** HOW TO COMPLETE THIS TASK **
Examine the records below and count how many lines contain the string "content". Give only the number.
********************
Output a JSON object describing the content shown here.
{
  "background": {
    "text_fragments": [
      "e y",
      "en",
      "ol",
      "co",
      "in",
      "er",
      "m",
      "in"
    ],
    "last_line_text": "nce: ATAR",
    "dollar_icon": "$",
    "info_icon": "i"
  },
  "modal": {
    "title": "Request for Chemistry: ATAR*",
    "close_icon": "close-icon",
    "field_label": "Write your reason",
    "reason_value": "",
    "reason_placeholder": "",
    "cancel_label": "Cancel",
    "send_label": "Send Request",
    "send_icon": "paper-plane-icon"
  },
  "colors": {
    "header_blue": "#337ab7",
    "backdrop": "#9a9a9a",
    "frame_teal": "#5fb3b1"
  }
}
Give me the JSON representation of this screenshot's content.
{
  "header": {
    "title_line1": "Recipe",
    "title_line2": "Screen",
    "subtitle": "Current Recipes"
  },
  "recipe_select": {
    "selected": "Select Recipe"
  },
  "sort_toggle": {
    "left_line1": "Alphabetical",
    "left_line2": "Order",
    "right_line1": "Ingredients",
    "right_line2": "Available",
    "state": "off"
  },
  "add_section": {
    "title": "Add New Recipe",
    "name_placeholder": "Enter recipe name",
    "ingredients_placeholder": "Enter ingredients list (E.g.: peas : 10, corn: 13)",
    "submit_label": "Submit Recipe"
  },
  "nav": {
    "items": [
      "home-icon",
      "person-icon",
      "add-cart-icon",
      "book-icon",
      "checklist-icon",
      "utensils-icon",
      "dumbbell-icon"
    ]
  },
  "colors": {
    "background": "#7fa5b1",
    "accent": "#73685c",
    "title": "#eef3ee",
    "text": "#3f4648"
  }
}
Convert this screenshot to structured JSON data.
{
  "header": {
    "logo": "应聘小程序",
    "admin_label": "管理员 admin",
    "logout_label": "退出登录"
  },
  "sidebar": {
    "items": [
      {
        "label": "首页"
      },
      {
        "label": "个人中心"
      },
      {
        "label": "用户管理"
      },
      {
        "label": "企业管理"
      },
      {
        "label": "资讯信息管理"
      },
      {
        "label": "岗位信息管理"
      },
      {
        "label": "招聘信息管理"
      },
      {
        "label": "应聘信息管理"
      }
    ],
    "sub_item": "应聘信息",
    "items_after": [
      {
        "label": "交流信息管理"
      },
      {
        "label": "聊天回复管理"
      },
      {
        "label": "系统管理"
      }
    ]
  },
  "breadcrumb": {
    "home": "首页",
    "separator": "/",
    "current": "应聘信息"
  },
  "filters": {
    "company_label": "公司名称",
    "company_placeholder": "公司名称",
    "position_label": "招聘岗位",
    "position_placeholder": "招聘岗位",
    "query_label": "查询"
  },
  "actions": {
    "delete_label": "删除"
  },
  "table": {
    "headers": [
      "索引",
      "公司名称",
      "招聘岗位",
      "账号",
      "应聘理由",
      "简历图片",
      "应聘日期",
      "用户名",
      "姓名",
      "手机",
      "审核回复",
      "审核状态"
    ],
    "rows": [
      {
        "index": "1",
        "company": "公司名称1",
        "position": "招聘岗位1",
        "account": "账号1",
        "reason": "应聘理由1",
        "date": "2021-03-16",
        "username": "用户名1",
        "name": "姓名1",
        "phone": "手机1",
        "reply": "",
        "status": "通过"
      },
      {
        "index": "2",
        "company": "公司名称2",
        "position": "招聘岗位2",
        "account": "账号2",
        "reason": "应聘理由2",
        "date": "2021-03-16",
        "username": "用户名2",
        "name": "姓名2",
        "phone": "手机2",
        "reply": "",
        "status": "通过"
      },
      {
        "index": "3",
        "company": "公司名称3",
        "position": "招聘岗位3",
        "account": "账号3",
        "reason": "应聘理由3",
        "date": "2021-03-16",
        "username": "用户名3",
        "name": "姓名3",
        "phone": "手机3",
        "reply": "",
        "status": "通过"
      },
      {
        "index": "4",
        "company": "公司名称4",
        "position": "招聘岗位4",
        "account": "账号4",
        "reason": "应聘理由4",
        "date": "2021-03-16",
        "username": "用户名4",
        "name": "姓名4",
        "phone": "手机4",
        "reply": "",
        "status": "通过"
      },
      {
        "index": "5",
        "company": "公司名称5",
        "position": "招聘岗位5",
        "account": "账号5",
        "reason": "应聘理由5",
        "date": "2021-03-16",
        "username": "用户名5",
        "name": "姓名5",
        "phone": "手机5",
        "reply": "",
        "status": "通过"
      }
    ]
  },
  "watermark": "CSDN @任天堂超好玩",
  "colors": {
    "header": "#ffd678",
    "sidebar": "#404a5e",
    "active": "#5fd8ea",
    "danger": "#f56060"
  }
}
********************
** SOLUTION TO THIS TASK **
2